▶ Problem
Your job is to report every line of the entries that has "title".

[Interface dataset entries]
__________

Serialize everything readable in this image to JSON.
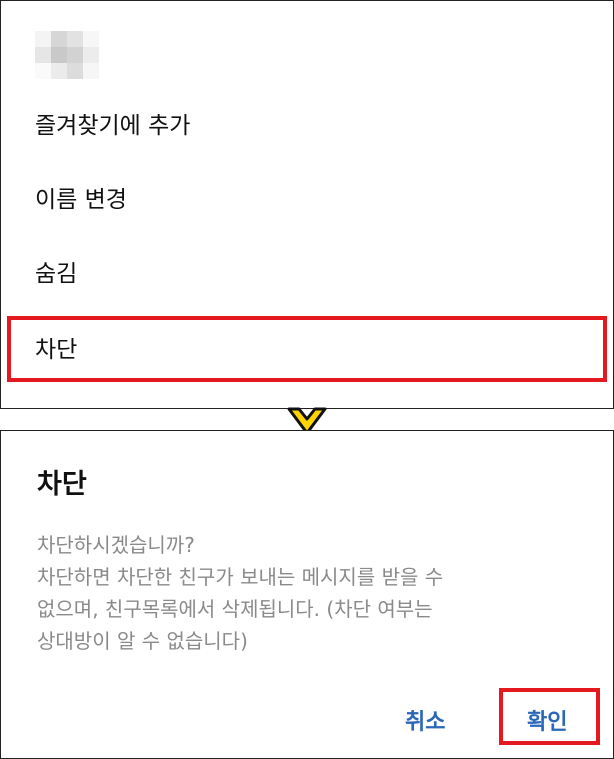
{
  "menu": {
    "items": [
      {
        "label": "즐겨찾기에 추가"
      },
      {
        "label": "이름 변경"
      },
      {
        "label": "숨김"
      },
      {
        "label": "차단"
      }
    ]
  },
  "dialog": {
    "title": "차단",
    "message_lines": [
      "차단하시겠습니까?",
      "차단하면 차단한 친구가 보내는 메시지를 받을 수",
      "없으며, 친구목록에서 삭제됩니다. (차단 여부는",
      "상대방이 알 수 없습니다)"
    ],
    "cancel_label": "취소",
    "confirm_label": "확인"
  },
  "colors": {
    "highlight": "#e3191f",
    "button_text": "#2a67b8",
    "message_text": "#8a8a8a",
    "arrow_fill": "#ffd400"
  },
  "icons": {
    "transition": "chevron-down-icon"
  }
}
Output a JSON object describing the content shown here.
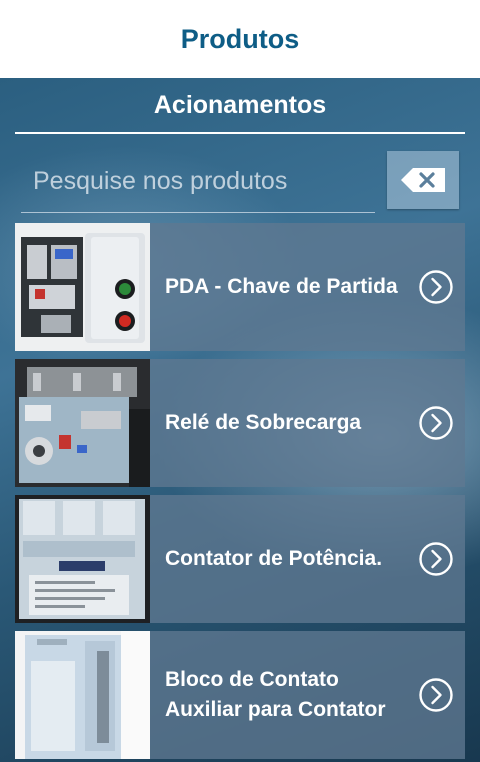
{
  "topbar": {
    "title": "Produtos"
  },
  "section": {
    "title": "Acionamentos"
  },
  "search": {
    "placeholder": "Pesquise nos produtos",
    "value": ""
  },
  "products": [
    {
      "label": "PDA - Chave de Partida"
    },
    {
      "label": "Relé de Sobrecarga"
    },
    {
      "label": "Contator de Potência."
    },
    {
      "label": "Bloco de Contato Auxiliar para Contator"
    }
  ],
  "icons": {
    "clear": "backspace-icon",
    "item_arrow": "chevron-right-circle-icon"
  },
  "colors": {
    "title": "#0e5d86",
    "topbar_bg": "#ffffff",
    "text": "#ffffff"
  }
}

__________

▶ Output of the exercise
    "title": "차단",
    "title": "Produtos"
    "title": "Acionamentos"
    "title": "#0e5d86",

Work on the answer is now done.